“Ikaw ay nanliliit
Ligtas ka ba sa rehas
Bakit ka nakapiit
Bakit ka tumatakas?”
MANILA, PHILIPPINES– I once saw Dong Abay perform at concert grounds of ETON Centris sometime in the last five years.
I did not know that it was him at the time. To my kolehiyala self, he was merely a performer that captured the crowd wearing nothing but the ink on his skin, and the distressed denim that covered him waist down. Who could have been that man that made the crowd go will at the sight of his appearance?
The identity of this enigmatic man was only revealed later that night, as I was reviewing the footage in the same room as my parents and they were quick to identify him as the Dong Abay. To my ignorant self (and kids my age), Dong Abay was the founder and lead vocalist of the 90s band Yano whose chart-toppers were Banal na Aso, Santong Kabayo (Holy Rascals, Saintly Horses); Esem (a wordplay on SM); Senti (Short for sentimental).
Immediately, I was swept into a lecture of the culture of bands of my parents’ youth. For the Generation X (and everyone else that was touched by pop culture in 1992), Yano provided the anthem that paved their juvenile years.
In the last decade before ushering a new millennium, one of the hits by Yano was Trapo which goes with the lyrics: Ang hirap mong hulihin, lahat kaya mong bilhin.
Trapo—which is an abbreviation of traditional politician—was a term coined in the ‘90s by student groups which involved the likes of Pasig City’s Noel Medina, now president of the civic group Tambuli ng Pasig (Clarion of Pasig).
One of Abay’s performances on videotape showed his banter with the host and he quipped that it actually means “rag” from the Spanish word trapo.
From all the videos that have been spoon-fed into me that night, it made all sense that the crowd roared with such excitement upon seeing him.
The same performance made me realize the difference decades make in an artist’s life: The topless Dong Abay I saw is the same Dong Abay wearing a Crispa shirt in 1995; the bald and inked performer is still the Dong Abay with a haircut a la Rizal from my parent’s youth that championed human rights through the social commentary of his music.

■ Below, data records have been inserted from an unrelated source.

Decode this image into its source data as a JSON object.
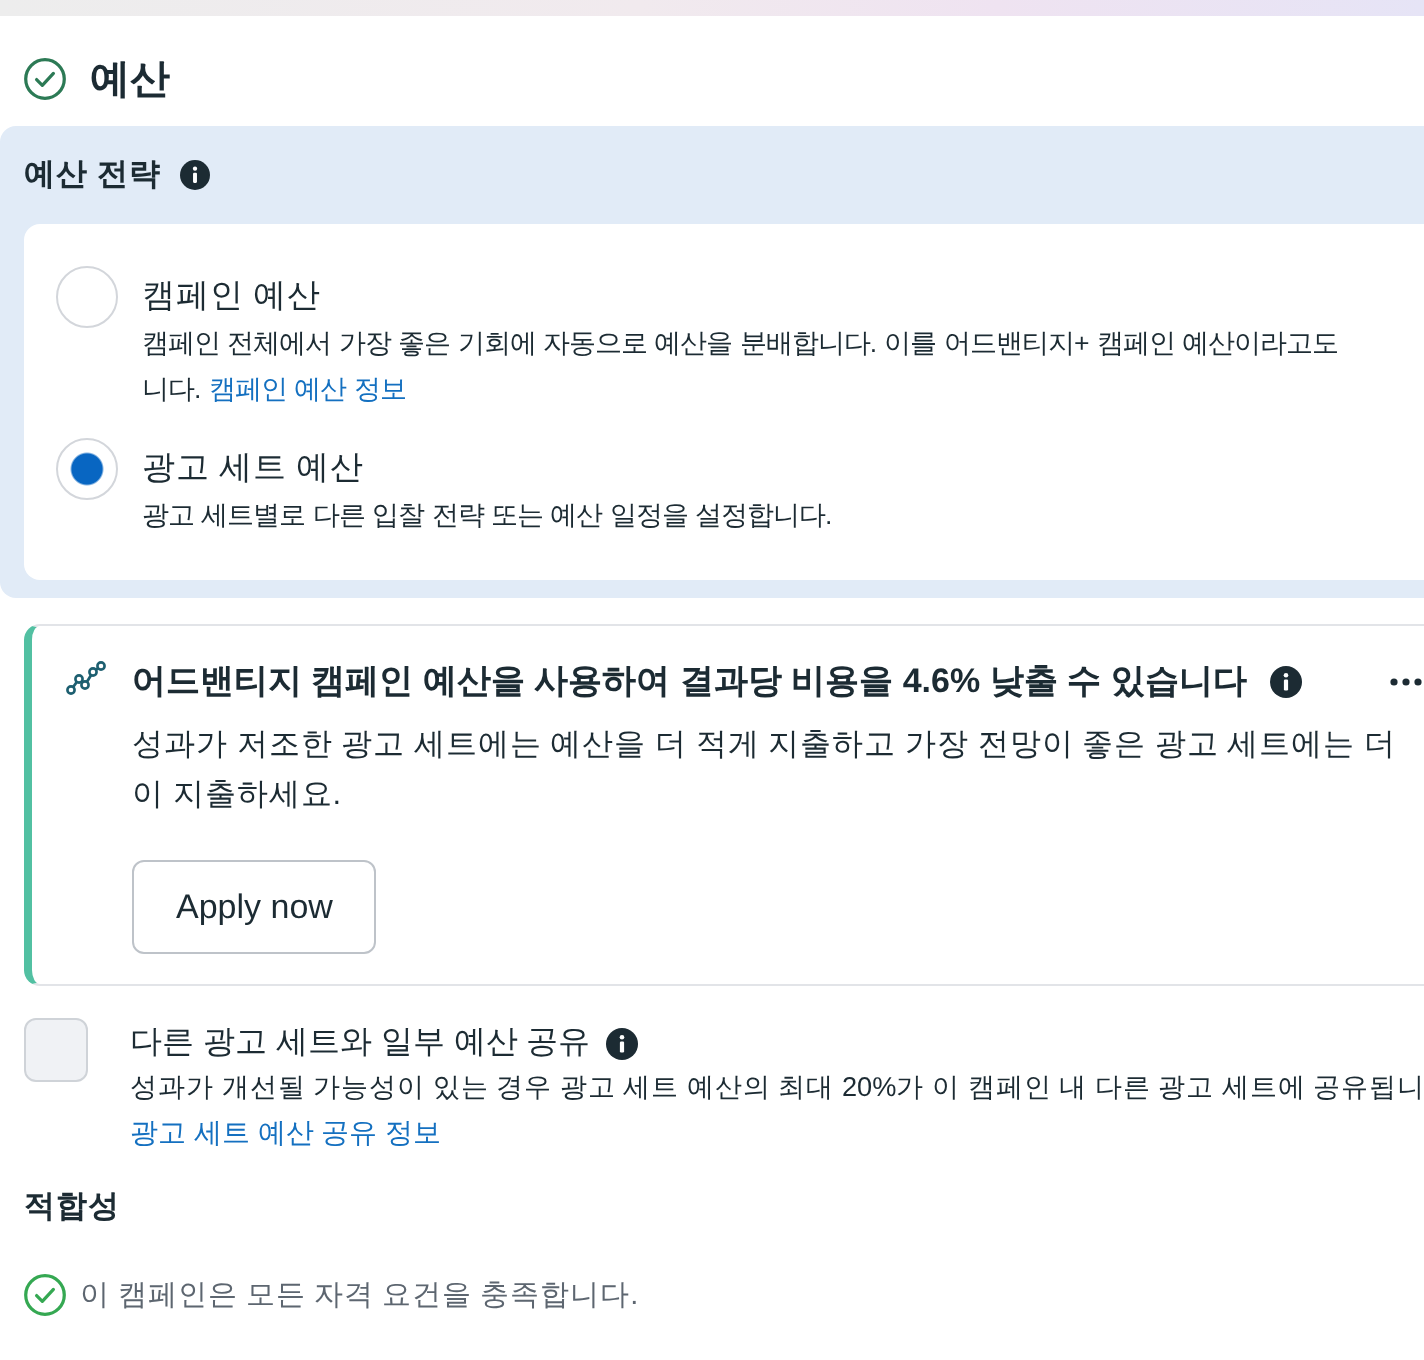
{
  "section": {
    "title": "예산"
  },
  "budget_strategy": {
    "title": "예산 전략",
    "options": [
      {
        "title": "캠페인 예산",
        "description_lines": [
          "캠페인 전체에서 가장 좋은 기회에 자동으로 예산을 분배합니다. 이를 어드밴티지+ 캠페인 예산이라고도",
          "니다."
        ],
        "link": "캠페인 예산 정보",
        "selected": false
      },
      {
        "title": "광고 세트 예산",
        "description_lines": [
          "광고 세트별로 다른 입찰 전략 또는 예산 일정을 설정합니다."
        ],
        "selected": true
      }
    ]
  },
  "recommendation": {
    "title": "어드밴티지 캠페인 예산을 사용하여 결과당 비용을 4.6% 낮출 수 있습니다",
    "body_lines": [
      "성과가 저조한 광고 세트에는 예산을 더 적게 지출하고 가장 전망이 좋은 광고 세트에는 더",
      "이 지출하세요."
    ],
    "button": "Apply now"
  },
  "budget_sharing": {
    "label": "다른 광고 세트와 일부 예산 공유",
    "checked": false,
    "description": "성과가 개선될 가능성이 있는 경우 광고 세트 예산의 최대 20%가 이 캠페인 내 다른 광고 세트에 공유됩니",
    "link": "광고 세트 예산 공유 정보"
  },
  "eligibility": {
    "title": "적합성",
    "message": "이 캠페인은 모든 자격 요건을 충족합니다."
  }
}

More recently, Abay’s name was dragged down when he was accused of being one of the masked rioters during the January 6 storm on the United States Capitol. However, it became apparent that he was at the Philippines at the time of the incident.
However poor in verification skills the reporters have, the author is of the opinion that Abay’s innate artistry will never put him in such a situation that is being accused of him.
One only needs to look at his discography, and his life’s work to recognize that Abay is a man of peace and progress.
So much so that his profound lyrics and showmanship set Yano’s legacy that even in today’s climate of abundant music, theirs is recognizable when it plays on the radio, long after his band is defunct.